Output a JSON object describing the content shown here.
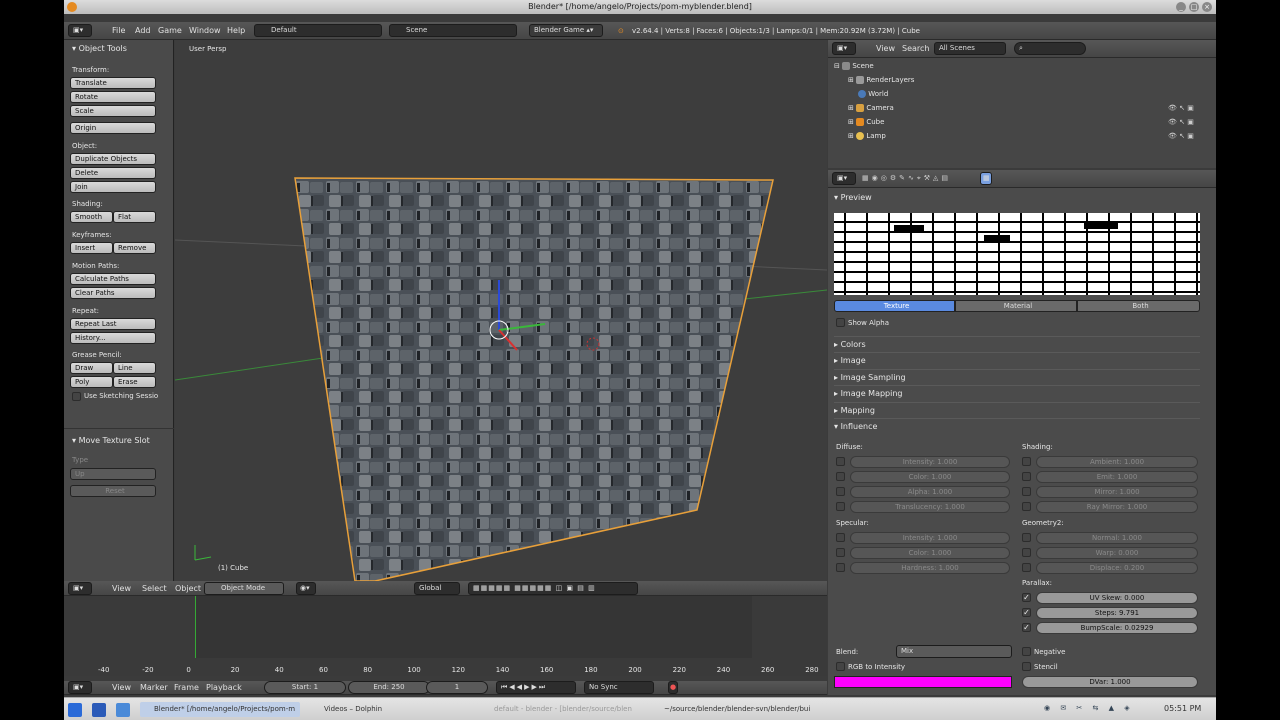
{
  "window": {
    "title": "Blender* [/home/angelo/Projects/pom-myblender.blend]"
  },
  "info_header": {
    "menus": [
      "File",
      "Add",
      "Game",
      "Window",
      "Help"
    ],
    "layout": "Default",
    "scene": "Scene",
    "engine": "Blender Game",
    "stats": "v2.64.4 | Verts:8 | Faces:6 | Objects:1/3 | Lamps:0/1 | Mem:20.92M (3.72M) | Cube"
  },
  "tool_shelf": {
    "title": "Object Tools",
    "transform_label": "Transform:",
    "translate": "Translate",
    "rotate": "Rotate",
    "scale": "Scale",
    "origin": "Origin",
    "object_label": "Object:",
    "duplicate": "Duplicate Objects",
    "delete": "Delete",
    "join": "Join",
    "shading_label": "Shading:",
    "smooth": "Smooth",
    "flat": "Flat",
    "keyframes_label": "Keyframes:",
    "insert": "Insert",
    "remove": "Remove",
    "motion_label": "Motion Paths:",
    "calc_paths": "Calculate Paths",
    "clear_paths": "Clear Paths",
    "repeat_label": "Repeat:",
    "repeat_last": "Repeat Last",
    "history": "History...",
    "grease_label": "Grease Pencil:",
    "draw": "Draw",
    "line": "Line",
    "poly": "Poly",
    "erase": "Erase",
    "sketching": "Use Sketching Sessio",
    "operator_title": "Move Texture Slot",
    "type_label": "Type",
    "type_value": "Up",
    "reset": "Reset"
  },
  "viewport": {
    "persp_label": "User Persp",
    "object_label": "(1) Cube",
    "menus": [
      "View",
      "Select",
      "Object"
    ],
    "mode": "Object Mode",
    "orientation": "Global"
  },
  "outliner": {
    "menus": [
      "View",
      "Search"
    ],
    "filter": "All Scenes",
    "items": [
      "Scene",
      "RenderLayers",
      "World",
      "Camera",
      "Cube",
      "Lamp"
    ]
  },
  "properties": {
    "preview_title": "Preview",
    "preview_tabs": [
      "Texture",
      "Material",
      "Both"
    ],
    "show_alpha": "Show Alpha",
    "panels": [
      "Colors",
      "Image",
      "Image Sampling",
      "Image Mapping",
      "Mapping"
    ],
    "influence_title": "Influence",
    "diffuse_label": "Diffuse:",
    "diffuse": [
      "Intensity: 1.000",
      "Color: 1.000",
      "Alpha: 1.000",
      "Translucency: 1.000"
    ],
    "shading_label": "Shading:",
    "shading": [
      "Ambient: 1.000",
      "Emit: 1.000",
      "Mirror: 1.000",
      "Ray Mirror: 1.000"
    ],
    "specular_label": "Specular:",
    "specular": [
      "Intensity: 1.000",
      "Color: 1.000",
      "Hardness: 1.000"
    ],
    "geometry_label": "Geometry2:",
    "geometry": [
      "Normal: 1.000",
      "Warp: 0.000",
      "Displace: 0.200"
    ],
    "parallax_label": "Parallax:",
    "parallax": [
      "UV Skew: 0.000",
      "Steps: 9.791",
      "BumpScale: 0.02929"
    ],
    "blend_label": "Blend:",
    "blend_value": "Mix",
    "negative": "Negative",
    "rgb_to_intensity": "RGB to Intensity",
    "stencil": "Stencil",
    "dvar": "DVar: 1.000",
    "color_swatch": "#ff00ff"
  },
  "timeline": {
    "ticks": [
      "-40",
      "-20",
      "0",
      "20",
      "40",
      "60",
      "80",
      "100",
      "120",
      "140",
      "160",
      "180",
      "200",
      "220",
      "240",
      "260",
      "280"
    ],
    "menus": [
      "View",
      "Marker",
      "Frame",
      "Playback"
    ],
    "start": "Start: 1",
    "end": "End: 250",
    "current": "1",
    "sync": "No Sync"
  },
  "taskbar": {
    "tasks": [
      "Blender* [/home/angelo/Projects/pom-m",
      "Videos – Dolphin",
      "default - blender - [blender/source/blen",
      "~/source/blender/blender-svn/blender/bui"
    ],
    "clock": "05:51 PM"
  }
}
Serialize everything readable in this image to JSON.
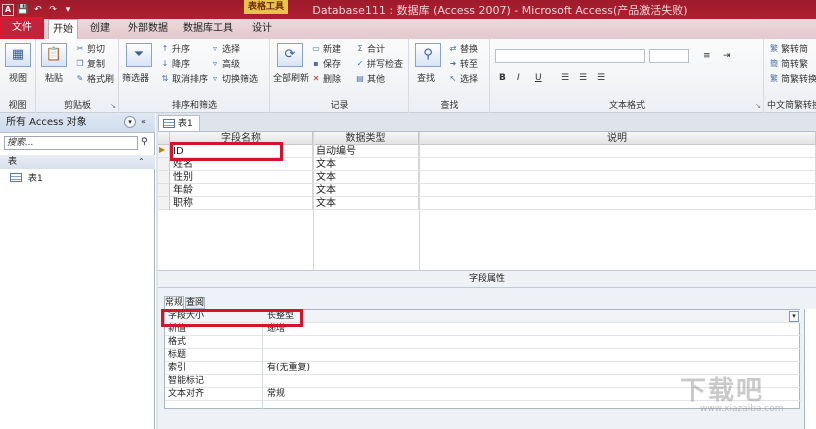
{
  "title_bar": {
    "window_title": "Database111 : 数据库 (Access 2007) - Microsoft Access(产品激活失败)",
    "contextual_label": "表格工具",
    "app_icon": "A",
    "qat": [
      {
        "icon": "save-icon",
        "glyph": "💾"
      },
      {
        "icon": "undo-icon",
        "glyph": "↶"
      },
      {
        "icon": "redo-icon",
        "glyph": "↷"
      },
      {
        "icon": "customize-icon",
        "glyph": "▾"
      }
    ]
  },
  "tabs": {
    "file": "文件",
    "home": "开始",
    "create": "创建",
    "external": "外部数据",
    "dbtools": "数据库工具",
    "design": "设计"
  },
  "ribbon": {
    "view": {
      "button": "视图",
      "label": "视图"
    },
    "clipboard": {
      "paste": "粘贴",
      "cut": "剪切",
      "copy": "复制",
      "format_painter": "格式刷",
      "label": "剪贴板"
    },
    "sort_filter": {
      "filter": "筛选器",
      "ascending": "升序",
      "descending": "降序",
      "remove_sort": "取消排序",
      "selection": "选择",
      "advanced": "高级",
      "toggle_filter": "切换筛选",
      "label": "排序和筛选"
    },
    "records": {
      "refresh": "全部刷新",
      "new": "新建",
      "save": "保存",
      "delete": "删除",
      "totals": "合计",
      "spelling": "拼写检查",
      "more": "其他",
      "label": "记录"
    },
    "find": {
      "find": "查找",
      "replace": "替换",
      "goto": "转至",
      "select": "选择",
      "label": "查找"
    },
    "text_format": {
      "bold": "B",
      "italic": "I",
      "underline": "U",
      "label": "文本格式"
    },
    "chinese_conv": {
      "t2s": "繁转简",
      "s2t": "简转繁",
      "conv": "简繁转换",
      "label": "中文简繁转换"
    }
  },
  "nav_pane": {
    "header": "所有 Access 对象",
    "search_placeholder": "搜索...",
    "category": "表",
    "items": [
      {
        "label": "表1"
      }
    ]
  },
  "document": {
    "tab_label": "表1",
    "columns": {
      "field_name": "字段名称",
      "data_type": "数据类型",
      "description": "说明"
    },
    "rows": [
      {
        "field": "ID",
        "type": "自动编号"
      },
      {
        "field": "姓名",
        "type": "文本"
      },
      {
        "field": "性别",
        "type": "文本"
      },
      {
        "field": "年龄",
        "type": "文本"
      },
      {
        "field": "职称",
        "type": "文本"
      }
    ],
    "field_properties_label": "字段属性",
    "prop_tabs": {
      "general": "常规",
      "lookup": "查阅"
    },
    "properties": [
      {
        "label": "字段大小",
        "value": "长整型"
      },
      {
        "label": "新值",
        "value": "递增"
      },
      {
        "label": "格式",
        "value": ""
      },
      {
        "label": "标题",
        "value": ""
      },
      {
        "label": "索引",
        "value": "有(无重复)"
      },
      {
        "label": "智能标记",
        "value": ""
      },
      {
        "label": "文本对齐",
        "value": "常规"
      }
    ]
  },
  "watermark": {
    "text": "下载吧",
    "url": "www.xiazaiba.com"
  },
  "colors": {
    "title_bar": "#a81d2e",
    "file_tab": "#c1243a",
    "highlight_box": "#d4142a"
  }
}
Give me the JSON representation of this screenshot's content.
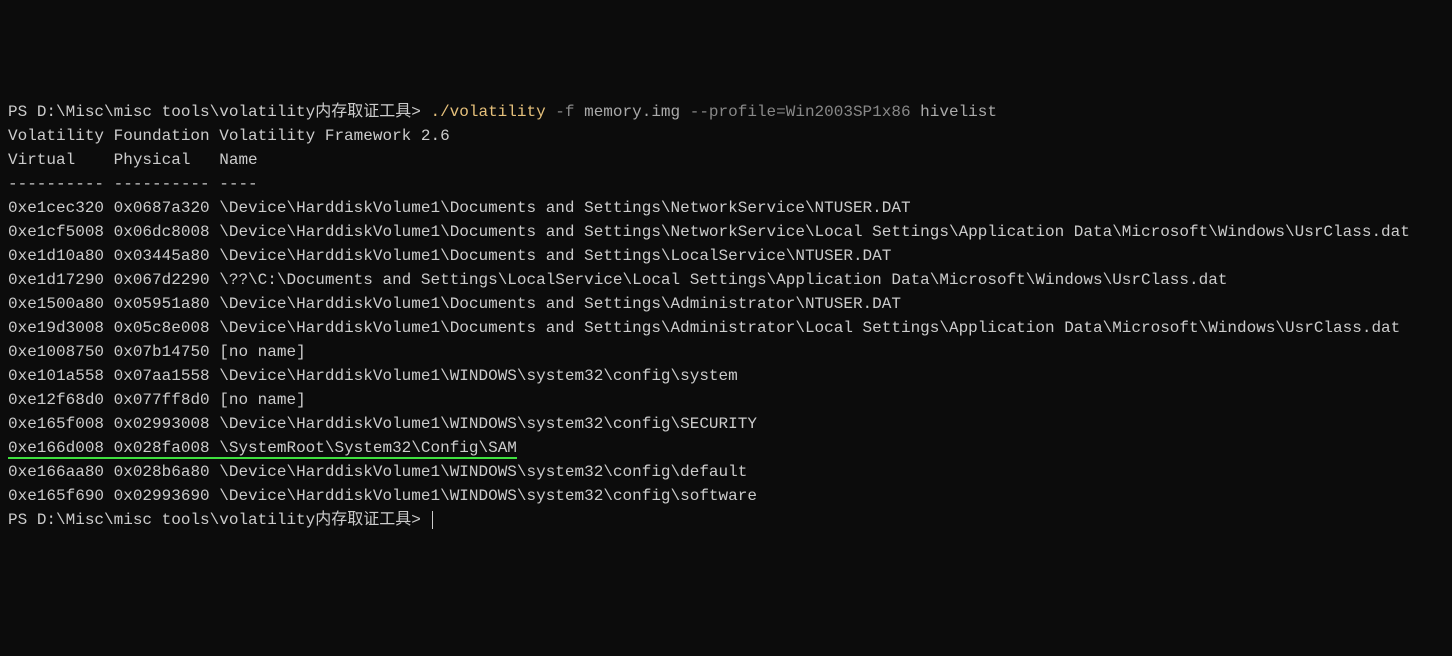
{
  "prompt1": {
    "ps": "PS ",
    "path": "D:\\Misc\\misc tools\\volatility内存取证工具",
    "sep": "> ",
    "cmd_exe": "./volatility",
    "flag_f": " -f",
    "arg_file": " memory.img",
    "flag_profile": " --profile=Win2003SP1x86",
    "arg_cmd": " hivelist"
  },
  "banner": "Volatility Foundation Volatility Framework 2.6",
  "header": {
    "virtual": "Virtual   ",
    "physical": " Physical  ",
    "name": " Name"
  },
  "divider": "---------- ---------- ----",
  "rows": [
    {
      "virt": "0xe1cec320",
      "phys": "0x0687a320",
      "name": "\\Device\\HarddiskVolume1\\Documents and Settings\\NetworkService\\NTUSER.DAT"
    },
    {
      "virt": "0xe1cf5008",
      "phys": "0x06dc8008",
      "name": "\\Device\\HarddiskVolume1\\Documents and Settings\\NetworkService\\Local Settings\\Application Data\\Microsoft\\Windows\\UsrClass.dat"
    },
    {
      "virt": "0xe1d10a80",
      "phys": "0x03445a80",
      "name": "\\Device\\HarddiskVolume1\\Documents and Settings\\LocalService\\NTUSER.DAT"
    },
    {
      "virt": "0xe1d17290",
      "phys": "0x067d2290",
      "name": "\\??\\C:\\Documents and Settings\\LocalService\\Local Settings\\Application Data\\Microsoft\\Windows\\UsrClass.dat"
    },
    {
      "virt": "0xe1500a80",
      "phys": "0x05951a80",
      "name": "\\Device\\HarddiskVolume1\\Documents and Settings\\Administrator\\NTUSER.DAT"
    },
    {
      "virt": "0xe19d3008",
      "phys": "0x05c8e008",
      "name": "\\Device\\HarddiskVolume1\\Documents and Settings\\Administrator\\Local Settings\\Application Data\\Microsoft\\Windows\\UsrClass.dat"
    },
    {
      "virt": "0xe1008750",
      "phys": "0x07b14750",
      "name": "[no name]"
    },
    {
      "virt": "0xe101a558",
      "phys": "0x07aa1558",
      "name": "\\Device\\HarddiskVolume1\\WINDOWS\\system32\\config\\system"
    },
    {
      "virt": "0xe12f68d0",
      "phys": "0x077ff8d0",
      "name": "[no name]"
    },
    {
      "virt": "0xe165f008",
      "phys": "0x02993008",
      "name": "\\Device\\HarddiskVolume1\\WINDOWS\\system32\\config\\SECURITY"
    },
    {
      "virt": "0xe166d008",
      "phys": "0x028fa008",
      "name": "\\SystemRoot\\System32\\Config\\SAM",
      "highlighted": true
    },
    {
      "virt": "0xe166aa80",
      "phys": "0x028b6a80",
      "name": "\\Device\\HarddiskVolume1\\WINDOWS\\system32\\config\\default"
    },
    {
      "virt": "0xe165f690",
      "phys": "0x02993690",
      "name": "\\Device\\HarddiskVolume1\\WINDOWS\\system32\\config\\software"
    }
  ],
  "prompt2": {
    "ps": "PS ",
    "path": "D:\\Misc\\misc tools\\volatility内存取证工具",
    "sep": "> "
  }
}
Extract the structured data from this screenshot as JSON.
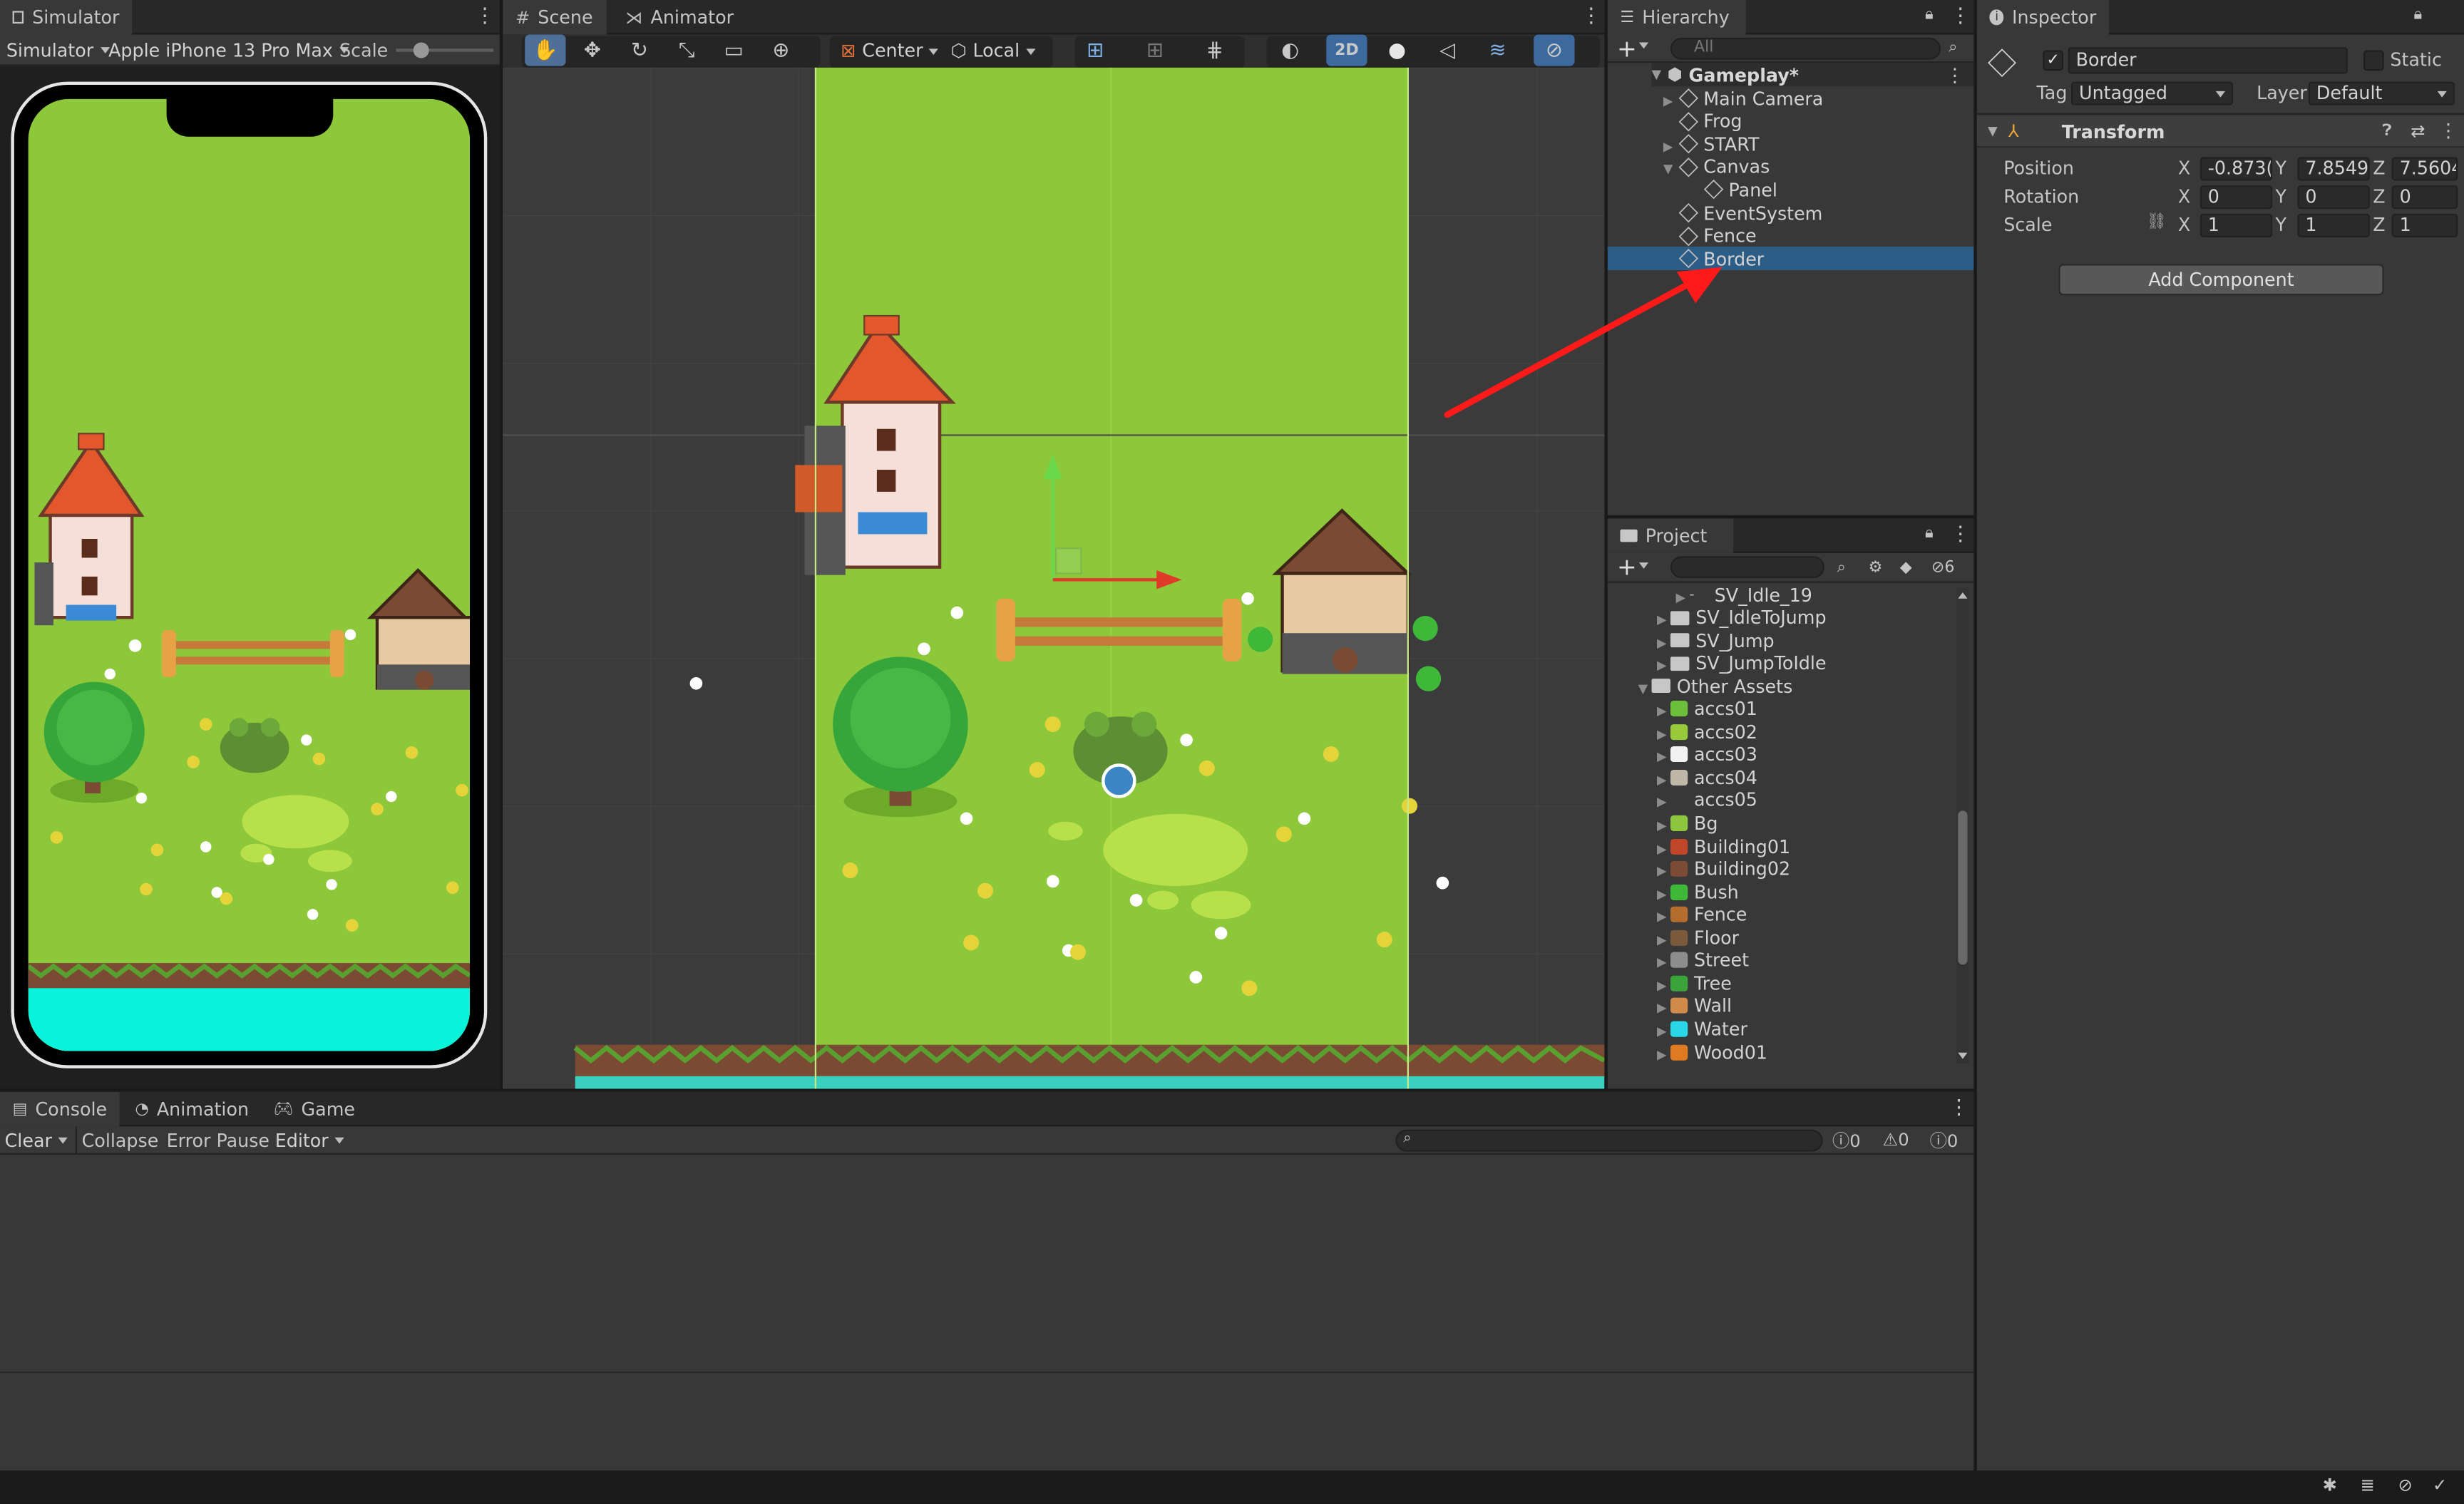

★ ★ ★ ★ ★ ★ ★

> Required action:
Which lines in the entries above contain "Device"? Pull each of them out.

> Worked solution:
      "name": "\\Device\\HarddiskVolume1\\Documents and Settings\\NetworkService\\NTUSER.DAT"
      "name": "\\Device\\HarddiskVolume1\\Documents and Settings\\NetworkService\\Local Settings\\Application Data\\Microsoft\\Windows\\UsrClass.dat"
      "name": "\\Device\\HarddiskVolume1\\Documents and Settings\\LocalService\\NTUSER.DAT"
      "name": "\\Device\\HarddiskVolume1\\Documents and Settings\\Administrator\\NTUSER.DAT"
      "name": "\\Device\\HarddiskVolume1\\Documents and Settings\\Administrator\\Local Settings\\Application Data\\Microsoft\\Windows\\UsrClass.dat"
      "name": "\\Device\\HarddiskVolume1\\WINDOWS\\system32\\config\\system"
      "name": "\\Device\\HarddiskVolume1\\WINDOWS\\system32\\config\\SECURITY"
      "name": "\\Device\\HarddiskVolume1\\WINDOWS\\system32\\config\\default"
      "name": "\\Device\\HarddiskVolume1\\WINDOWS\\system32\\config\\software"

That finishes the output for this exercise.